A New York Times business reporter shares her wisdom on creating and completing that elusive back-burner dream project.

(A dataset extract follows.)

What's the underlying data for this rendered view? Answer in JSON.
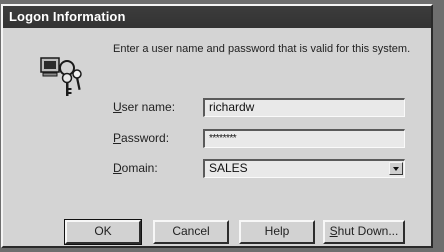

Korkki’s debut, a crisply written meditation on goal achievement, was spurred by an ambitious article she’d written on deadlines. Though the overall process of penning the book was “rough and halting” and the idea had been gestating for decades, it evolved into a learning process for an author plagued by laziness, procrastination, and a barrage of distractions. She shares her personal journey through charming anecdotes and notes on preparatory self-care and via an extensive collective of interviews with psychotherapists, who coach aging adults on their goals; neuroscientists, who study cognitive decline in the middle-aged; dream-interpreting psychoanalysts; and a Jamaican reggae artist who recorded his first full-length album at age 65. Korkki also shares her own path of bringing the book to publication, including the climbing of a mountain with a Mayo Clinic physician. Naturally, she writes, a steely sense of focus, consistent motivation, commitment, and patience are key, but roadblocks like imperfection, self-doubt, and uncertainty are also very much a reality. “Each person who works on a Big Thing experiences limits that can be accepted and also harnessed,” writes Korkki. “Even if the limits seem to be negative, they can be transformed into something positive.” Hopeful and inspirational, the author profiles extraordinary people making their own aspirations a reality while battling addiction or physical and mental disabilities. The book is grounded in the cultivation of self-confidence and empowerment, and these elements are paramount particularly for an older generation wishing to leave a commemorative legacy in their wake (“the resolve of generativity”). With a supportive tone and gentle but insistent nudging, Korkki urges readers to creatively seize their own great endeavor as it can prove “one of the best ways to connect with the world.”
Insightful, encouraging, and universally practical.